My son Ian just emailed me a link to an astounding video: a young man performing “While My Guitar Gently Weeps” on a ukelele. The informal video is set in New York’s Central Park, right next to Strawberry Fields. George loved ukeleles, and he also loved John, so everything about this performance feels very aligned and unusually resonant. (That sounds so trite, yet I don’t know how else to describe it.)
As I prepare for a talk on mobile learning I’m delivering at Longwood University on Thursday, weather permitting, I’m struck by how mobility enables something soul deep about this video. The mobile camera, the mobile instrument, the mobile person, and the song that has traveled through time and space to that performance, and then again to my computer today: all so I could hear birdsong combine with plaintive, bell-like tones from an instrument played with love, commitment, and real virtuosity. And my son shared this thing with me.

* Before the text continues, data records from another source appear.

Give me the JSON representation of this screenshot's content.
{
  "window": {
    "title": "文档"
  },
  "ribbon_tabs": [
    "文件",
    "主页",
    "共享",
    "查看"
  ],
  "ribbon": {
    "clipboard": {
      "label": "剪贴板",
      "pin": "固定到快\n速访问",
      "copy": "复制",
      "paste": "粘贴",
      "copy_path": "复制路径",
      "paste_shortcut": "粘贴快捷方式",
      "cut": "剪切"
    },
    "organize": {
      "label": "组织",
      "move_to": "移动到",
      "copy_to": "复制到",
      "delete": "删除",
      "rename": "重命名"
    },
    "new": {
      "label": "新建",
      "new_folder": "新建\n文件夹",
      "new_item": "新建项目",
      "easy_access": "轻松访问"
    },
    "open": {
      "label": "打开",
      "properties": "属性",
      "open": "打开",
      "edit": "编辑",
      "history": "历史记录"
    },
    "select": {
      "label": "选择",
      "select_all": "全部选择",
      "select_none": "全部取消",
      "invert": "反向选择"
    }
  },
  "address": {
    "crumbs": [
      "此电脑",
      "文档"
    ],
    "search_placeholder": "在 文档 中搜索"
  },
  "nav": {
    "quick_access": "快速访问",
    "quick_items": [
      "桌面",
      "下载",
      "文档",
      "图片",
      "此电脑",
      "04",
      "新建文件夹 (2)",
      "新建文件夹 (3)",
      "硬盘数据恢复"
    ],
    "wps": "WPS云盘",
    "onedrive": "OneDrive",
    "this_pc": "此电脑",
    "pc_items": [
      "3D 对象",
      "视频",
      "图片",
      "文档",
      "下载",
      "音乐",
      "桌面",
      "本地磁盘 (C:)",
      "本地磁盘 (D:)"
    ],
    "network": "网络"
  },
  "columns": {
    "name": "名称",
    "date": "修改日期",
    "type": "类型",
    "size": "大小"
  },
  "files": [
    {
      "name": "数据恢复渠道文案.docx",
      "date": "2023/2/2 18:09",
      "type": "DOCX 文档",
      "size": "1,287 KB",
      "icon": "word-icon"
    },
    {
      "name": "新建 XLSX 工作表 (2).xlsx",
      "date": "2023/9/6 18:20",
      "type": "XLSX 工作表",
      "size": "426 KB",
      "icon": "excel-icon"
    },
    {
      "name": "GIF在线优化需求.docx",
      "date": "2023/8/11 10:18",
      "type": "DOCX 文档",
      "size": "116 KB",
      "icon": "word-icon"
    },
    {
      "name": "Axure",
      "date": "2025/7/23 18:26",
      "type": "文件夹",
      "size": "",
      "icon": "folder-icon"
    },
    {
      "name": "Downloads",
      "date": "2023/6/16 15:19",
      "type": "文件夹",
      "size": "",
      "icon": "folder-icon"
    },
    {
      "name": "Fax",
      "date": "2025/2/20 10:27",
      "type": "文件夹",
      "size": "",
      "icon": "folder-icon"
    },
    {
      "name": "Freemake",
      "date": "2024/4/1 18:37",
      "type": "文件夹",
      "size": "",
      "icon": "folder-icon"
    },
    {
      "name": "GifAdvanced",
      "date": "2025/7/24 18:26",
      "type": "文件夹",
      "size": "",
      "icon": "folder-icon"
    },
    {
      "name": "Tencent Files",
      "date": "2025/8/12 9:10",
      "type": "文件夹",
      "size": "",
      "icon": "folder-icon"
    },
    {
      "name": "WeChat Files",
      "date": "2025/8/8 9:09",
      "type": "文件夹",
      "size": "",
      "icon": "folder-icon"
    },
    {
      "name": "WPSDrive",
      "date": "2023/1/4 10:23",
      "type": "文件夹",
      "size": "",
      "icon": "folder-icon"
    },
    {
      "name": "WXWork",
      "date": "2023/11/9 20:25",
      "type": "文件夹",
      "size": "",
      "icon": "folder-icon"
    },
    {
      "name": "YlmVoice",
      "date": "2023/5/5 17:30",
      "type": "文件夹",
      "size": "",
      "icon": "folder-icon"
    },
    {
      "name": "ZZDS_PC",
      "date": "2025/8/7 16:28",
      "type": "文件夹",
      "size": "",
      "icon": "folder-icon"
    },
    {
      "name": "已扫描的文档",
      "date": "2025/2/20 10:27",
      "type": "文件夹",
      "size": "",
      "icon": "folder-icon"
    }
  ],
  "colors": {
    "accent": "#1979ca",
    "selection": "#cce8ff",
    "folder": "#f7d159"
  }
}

At moments like this, I don’t fear that I’m addicted to the Internet. I fear I am addicted to the world, and to those fellow travelers who look straight into a machine of glass, plastic, and metal and, whether or not we ever meet, see me on the other side.